“Go forth to fail”… hardly an inspiring motto or encouraging word of wisdom to offer anyone beginning a new job, moving to a new town, exploring a new relationship, or just heading out the door into a new day. We have been conditioned from our earliest childhood experiences to avoid failure at all costs. Nobody wants to be the one who lets the opposing team score the winning point. Nobody wants to be at the bottom of the class, or the end of the line. We don’t want to be singled out as the example of “what not to wear/say/do/be”. So it is natural, that we should develop this aversion to failure – even to the point of being afraid to make a mistake.
I have a calligraphy print in my office which usually goes unnoticed, but which lately I’ve taken down and studied. In the middle of the print are these words – It is only those who never do anything who never make mistakes. And then all around that statement, in smaller print, are other words of wisdom like these:
- “Nothing is so exhausting as indecision, and nothing is so futile” – Bertrand Russell
- “While one person hesitates because s/he feels inferior, the other is busy making mistakes and becoming superior” – H.C. Link
- “Mama always said that I would profit from all of my mistakes. I should be a multi-millionaire by now!” – Robert M. Pruitt
It is true that no matter how you define success, getting there requires a mental shift that isn’t always easy. It is a shift that flies in the face of our usual conventions, and our everyday perceptions about the world. It is a shift that allows us to “go forth to fail.” This does not mean that we actually court failure, or that we set out to make mistakes willy-nilly. It does mean that we view our mistakes from a different vantage point. It is recognizing them as nothing more than steps along the journey of life, and seeing failure not as the end of the road, but as a wayside stop which gives us a chance to reflect, refocus and redirect our energies.

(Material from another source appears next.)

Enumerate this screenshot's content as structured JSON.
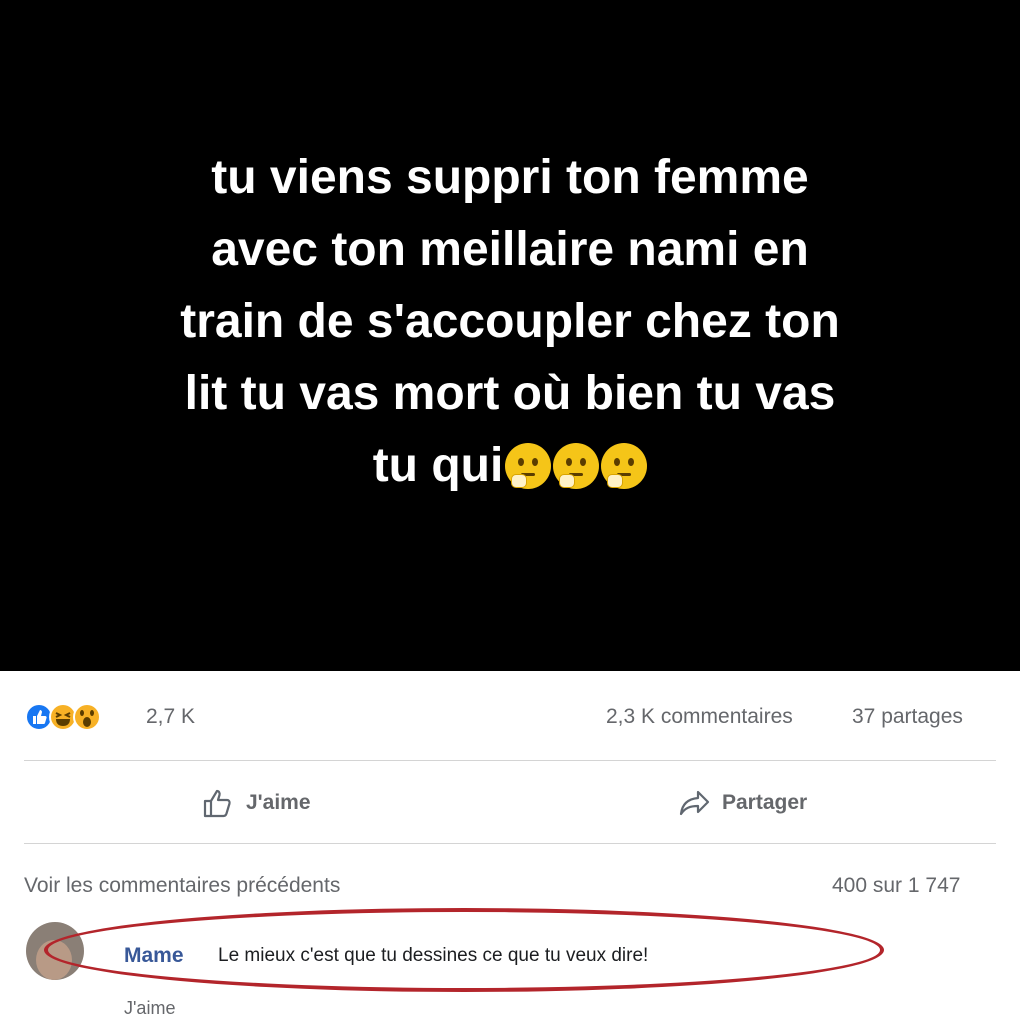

Mistakes are inevitable. And failure is a given in human life. So the question is not so much “how can I avoid it?” as “how can I respond to it?” As the apostle Paul puts it in 2 Corinthians, God is the first to suggest we lose our fear of failure, saying “My grace is enough; it’s all you need. My strength comes into its own in your weakness.” (Paraphrased by Eugene Peterson) Even the weakness we feel when we from time to time, go forth to fail!